Controversies Over Halal Practices
Recently, there has been some controversy over halal practices, specifically the method of slaughter.
Some animal rights activists argue that the dhabihah method of halal slaughter is cruel and inhumane because they believe the creature endures unnecessary suffering during and after the throat-cutting.
Traditional slaughterhouses use a bolt gun to stun or kill the creatures before slaughtering them, which many animal welfare activists and non-Muslims argue is a more humane way to get meat.
In fact, Britain's Royal Society for the Prevention of Cruelty to Animals (RSPCA) believes that the use of stunning before the killing is the only way to ensure that beasts do not experience avoidable suffering during slaughter .
However, many Muslims do not allow animals to be stunned before killing. They are concerned that this would kill the creature by a method other than exsanguination.
Even if the pre-stunning did not cause death, many Muslim scholars would argue that stunning the animal before slaughter is contrary to halal methods because it renders the creature unconscious and unable to respond to Allah's name being spoken during the killing.
As a result, there is a good deal of debate over whether halal slaughter is humane. In fact, the RSPCA advocates to ban religious slaughter entirely, including both halal and kosher meat.
"We acknowledge that religious beliefs and practices should be respected. However, all animals should be treated humanely at the time of killing and stunned before. We must prioritise ending animal suffering where it can be avoided. This doesn't mean a ban on religious meat is needed to ensure animals receive a more humane death."
- Royal Society for the Prevention of Cruelty to Animals
Many European Union countries require stunning before killing. Some member states grant exemptions for halal and kosher food, but others do not allow religion to influence their rules.
There is a little more consensus that non-lethal means of pain control, such as electrical stunning or electronarcosis, can be used on creatures before slaughter.

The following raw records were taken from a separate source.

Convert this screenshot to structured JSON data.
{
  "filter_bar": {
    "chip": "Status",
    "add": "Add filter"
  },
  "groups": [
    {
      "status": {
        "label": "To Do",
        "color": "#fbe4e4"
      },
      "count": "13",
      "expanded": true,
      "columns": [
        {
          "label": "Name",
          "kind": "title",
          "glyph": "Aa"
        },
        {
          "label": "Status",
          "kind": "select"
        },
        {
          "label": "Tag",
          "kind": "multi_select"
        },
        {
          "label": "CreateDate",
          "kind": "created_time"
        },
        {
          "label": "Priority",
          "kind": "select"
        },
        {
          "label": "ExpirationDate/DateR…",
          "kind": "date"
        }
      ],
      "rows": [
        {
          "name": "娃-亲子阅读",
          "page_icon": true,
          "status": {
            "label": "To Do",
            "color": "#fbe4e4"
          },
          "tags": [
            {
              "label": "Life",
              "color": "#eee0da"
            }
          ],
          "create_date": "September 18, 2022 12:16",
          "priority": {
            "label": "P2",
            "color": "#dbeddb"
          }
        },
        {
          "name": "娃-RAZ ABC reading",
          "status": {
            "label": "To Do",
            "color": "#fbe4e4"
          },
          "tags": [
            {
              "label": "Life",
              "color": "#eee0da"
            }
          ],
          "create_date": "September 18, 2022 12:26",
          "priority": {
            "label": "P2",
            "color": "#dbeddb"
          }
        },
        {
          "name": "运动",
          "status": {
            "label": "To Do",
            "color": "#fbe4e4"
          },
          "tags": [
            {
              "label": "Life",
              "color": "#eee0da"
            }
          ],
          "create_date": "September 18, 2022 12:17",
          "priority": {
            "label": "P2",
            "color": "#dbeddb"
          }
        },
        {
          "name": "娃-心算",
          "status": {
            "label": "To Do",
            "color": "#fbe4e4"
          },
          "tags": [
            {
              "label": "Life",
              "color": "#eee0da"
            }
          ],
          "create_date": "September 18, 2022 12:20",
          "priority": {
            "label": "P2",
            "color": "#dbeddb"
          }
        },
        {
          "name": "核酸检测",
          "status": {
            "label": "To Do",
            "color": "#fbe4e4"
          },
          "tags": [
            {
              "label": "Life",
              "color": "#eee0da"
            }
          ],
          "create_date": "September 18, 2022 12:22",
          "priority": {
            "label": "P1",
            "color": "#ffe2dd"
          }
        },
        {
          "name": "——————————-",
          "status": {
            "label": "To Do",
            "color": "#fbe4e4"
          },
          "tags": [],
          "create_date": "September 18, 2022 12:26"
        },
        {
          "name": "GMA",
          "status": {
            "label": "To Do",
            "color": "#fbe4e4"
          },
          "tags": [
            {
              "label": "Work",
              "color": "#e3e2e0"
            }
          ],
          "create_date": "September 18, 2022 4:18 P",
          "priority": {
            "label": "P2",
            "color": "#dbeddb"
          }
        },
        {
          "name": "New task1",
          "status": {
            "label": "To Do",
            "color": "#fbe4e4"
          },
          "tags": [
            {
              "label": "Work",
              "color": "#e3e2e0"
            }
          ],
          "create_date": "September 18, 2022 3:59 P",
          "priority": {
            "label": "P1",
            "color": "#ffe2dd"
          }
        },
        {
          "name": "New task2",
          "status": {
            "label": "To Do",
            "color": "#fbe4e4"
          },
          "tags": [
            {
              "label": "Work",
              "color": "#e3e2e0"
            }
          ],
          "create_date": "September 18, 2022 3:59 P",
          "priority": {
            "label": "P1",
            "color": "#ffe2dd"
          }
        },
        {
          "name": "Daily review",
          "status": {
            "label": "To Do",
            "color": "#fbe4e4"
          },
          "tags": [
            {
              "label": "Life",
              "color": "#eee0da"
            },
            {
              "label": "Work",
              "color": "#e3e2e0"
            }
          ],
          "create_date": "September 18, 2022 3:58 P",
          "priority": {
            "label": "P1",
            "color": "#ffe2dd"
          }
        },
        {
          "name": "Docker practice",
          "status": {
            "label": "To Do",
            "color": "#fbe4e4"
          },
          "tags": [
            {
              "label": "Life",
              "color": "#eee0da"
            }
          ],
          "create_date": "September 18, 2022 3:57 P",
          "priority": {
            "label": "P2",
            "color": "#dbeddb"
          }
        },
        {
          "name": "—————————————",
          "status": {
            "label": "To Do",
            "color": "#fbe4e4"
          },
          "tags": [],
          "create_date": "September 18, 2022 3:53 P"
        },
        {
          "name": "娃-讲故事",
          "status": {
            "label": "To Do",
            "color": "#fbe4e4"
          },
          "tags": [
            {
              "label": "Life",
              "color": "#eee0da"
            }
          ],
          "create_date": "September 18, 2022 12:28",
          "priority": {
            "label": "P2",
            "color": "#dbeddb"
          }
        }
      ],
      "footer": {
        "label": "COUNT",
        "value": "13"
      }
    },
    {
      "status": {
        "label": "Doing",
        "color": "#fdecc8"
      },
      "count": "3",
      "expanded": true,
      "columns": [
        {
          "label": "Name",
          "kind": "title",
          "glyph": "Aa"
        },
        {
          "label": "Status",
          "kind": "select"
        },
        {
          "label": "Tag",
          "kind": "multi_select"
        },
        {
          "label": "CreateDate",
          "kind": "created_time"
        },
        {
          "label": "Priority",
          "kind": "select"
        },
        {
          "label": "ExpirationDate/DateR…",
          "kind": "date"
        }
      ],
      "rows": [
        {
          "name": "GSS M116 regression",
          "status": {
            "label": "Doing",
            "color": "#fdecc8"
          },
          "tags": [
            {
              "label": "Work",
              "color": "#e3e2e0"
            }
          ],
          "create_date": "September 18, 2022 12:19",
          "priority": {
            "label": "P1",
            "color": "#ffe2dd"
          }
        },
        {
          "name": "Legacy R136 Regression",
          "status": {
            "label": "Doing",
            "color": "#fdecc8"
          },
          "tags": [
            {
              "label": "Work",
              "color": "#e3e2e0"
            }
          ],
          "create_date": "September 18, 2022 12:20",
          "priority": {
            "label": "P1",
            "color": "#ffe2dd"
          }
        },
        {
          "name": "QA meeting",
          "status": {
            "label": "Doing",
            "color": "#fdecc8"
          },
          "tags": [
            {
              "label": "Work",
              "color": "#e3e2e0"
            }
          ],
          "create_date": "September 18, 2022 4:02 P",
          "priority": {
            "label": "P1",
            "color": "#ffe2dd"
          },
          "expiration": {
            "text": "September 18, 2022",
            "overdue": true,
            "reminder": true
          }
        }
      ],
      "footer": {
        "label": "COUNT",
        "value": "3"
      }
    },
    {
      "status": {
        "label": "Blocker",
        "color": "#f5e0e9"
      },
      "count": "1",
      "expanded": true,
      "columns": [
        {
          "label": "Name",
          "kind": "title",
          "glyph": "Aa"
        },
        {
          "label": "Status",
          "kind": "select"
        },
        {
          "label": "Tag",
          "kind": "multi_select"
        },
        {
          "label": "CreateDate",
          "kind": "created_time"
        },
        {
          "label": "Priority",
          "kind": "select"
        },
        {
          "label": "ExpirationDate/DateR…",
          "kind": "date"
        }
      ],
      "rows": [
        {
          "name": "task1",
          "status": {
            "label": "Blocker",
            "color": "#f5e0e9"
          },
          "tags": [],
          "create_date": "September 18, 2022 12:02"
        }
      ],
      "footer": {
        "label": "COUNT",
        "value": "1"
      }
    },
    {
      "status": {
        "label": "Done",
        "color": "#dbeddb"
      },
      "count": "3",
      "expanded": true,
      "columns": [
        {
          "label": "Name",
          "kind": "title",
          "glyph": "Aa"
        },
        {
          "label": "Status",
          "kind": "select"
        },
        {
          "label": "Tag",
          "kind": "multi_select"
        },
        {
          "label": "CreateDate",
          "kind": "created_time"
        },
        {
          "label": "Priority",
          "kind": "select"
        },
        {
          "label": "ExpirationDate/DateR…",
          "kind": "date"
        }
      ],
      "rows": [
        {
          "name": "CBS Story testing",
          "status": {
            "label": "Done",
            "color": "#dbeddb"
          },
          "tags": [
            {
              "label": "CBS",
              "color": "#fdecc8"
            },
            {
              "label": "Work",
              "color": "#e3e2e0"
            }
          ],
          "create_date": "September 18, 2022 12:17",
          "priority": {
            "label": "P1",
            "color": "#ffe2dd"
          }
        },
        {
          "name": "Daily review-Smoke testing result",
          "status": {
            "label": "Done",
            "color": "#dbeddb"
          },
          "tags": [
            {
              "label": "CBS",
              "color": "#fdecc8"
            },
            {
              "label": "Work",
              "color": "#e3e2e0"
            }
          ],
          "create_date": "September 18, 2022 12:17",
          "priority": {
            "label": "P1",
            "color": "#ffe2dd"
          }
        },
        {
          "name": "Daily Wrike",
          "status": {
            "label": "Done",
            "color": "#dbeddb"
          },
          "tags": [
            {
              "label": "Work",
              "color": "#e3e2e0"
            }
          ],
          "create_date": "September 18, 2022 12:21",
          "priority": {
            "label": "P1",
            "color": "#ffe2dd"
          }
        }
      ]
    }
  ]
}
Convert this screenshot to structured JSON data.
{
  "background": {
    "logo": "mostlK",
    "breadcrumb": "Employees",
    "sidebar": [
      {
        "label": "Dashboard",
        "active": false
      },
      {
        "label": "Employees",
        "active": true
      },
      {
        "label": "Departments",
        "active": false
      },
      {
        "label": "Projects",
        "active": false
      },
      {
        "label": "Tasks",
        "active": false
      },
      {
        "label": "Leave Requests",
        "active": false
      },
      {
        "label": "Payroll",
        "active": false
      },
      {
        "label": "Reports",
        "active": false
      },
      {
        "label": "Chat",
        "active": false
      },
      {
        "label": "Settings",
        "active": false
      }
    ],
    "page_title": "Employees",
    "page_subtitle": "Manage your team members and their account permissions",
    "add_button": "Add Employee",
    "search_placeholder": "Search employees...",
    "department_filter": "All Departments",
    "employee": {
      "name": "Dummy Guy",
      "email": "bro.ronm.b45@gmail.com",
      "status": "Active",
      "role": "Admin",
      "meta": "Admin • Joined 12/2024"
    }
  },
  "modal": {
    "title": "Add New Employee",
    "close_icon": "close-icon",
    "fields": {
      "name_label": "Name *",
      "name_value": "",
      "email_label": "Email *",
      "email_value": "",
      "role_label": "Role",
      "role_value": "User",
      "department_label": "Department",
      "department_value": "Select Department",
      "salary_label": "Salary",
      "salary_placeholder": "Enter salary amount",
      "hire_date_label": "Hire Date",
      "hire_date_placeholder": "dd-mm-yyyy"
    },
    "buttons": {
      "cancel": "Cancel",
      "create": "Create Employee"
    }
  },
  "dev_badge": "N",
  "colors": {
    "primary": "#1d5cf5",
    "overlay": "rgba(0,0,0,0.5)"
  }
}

These do not kill the animal and thus are allowed, according to the Egyptian Fatwa Committee .
Supermarkets selling halal products may interpret religious law differently. The bottom line is that if you are looking for halal meat, you need to do your research to ensure that the meat you are eating has been readied according to halal principles.
What Are Other Halal Foods?
Other halal foods include vegetarian food such as vegetables, fruits, milk, legumes, nuts, seeds, and eggs. One caveat is that all of those are halal as long as they do not contain any haram ingredients.
Is Halal Food Better Than Regular Meat?
Some claim that halal food is better than regular meat. Generally, halal meat is raised in fresh air and pastures, without antibiotics and growth hormones, and fed a natural diet. Some people also argue that removing blood improves the meat's taste .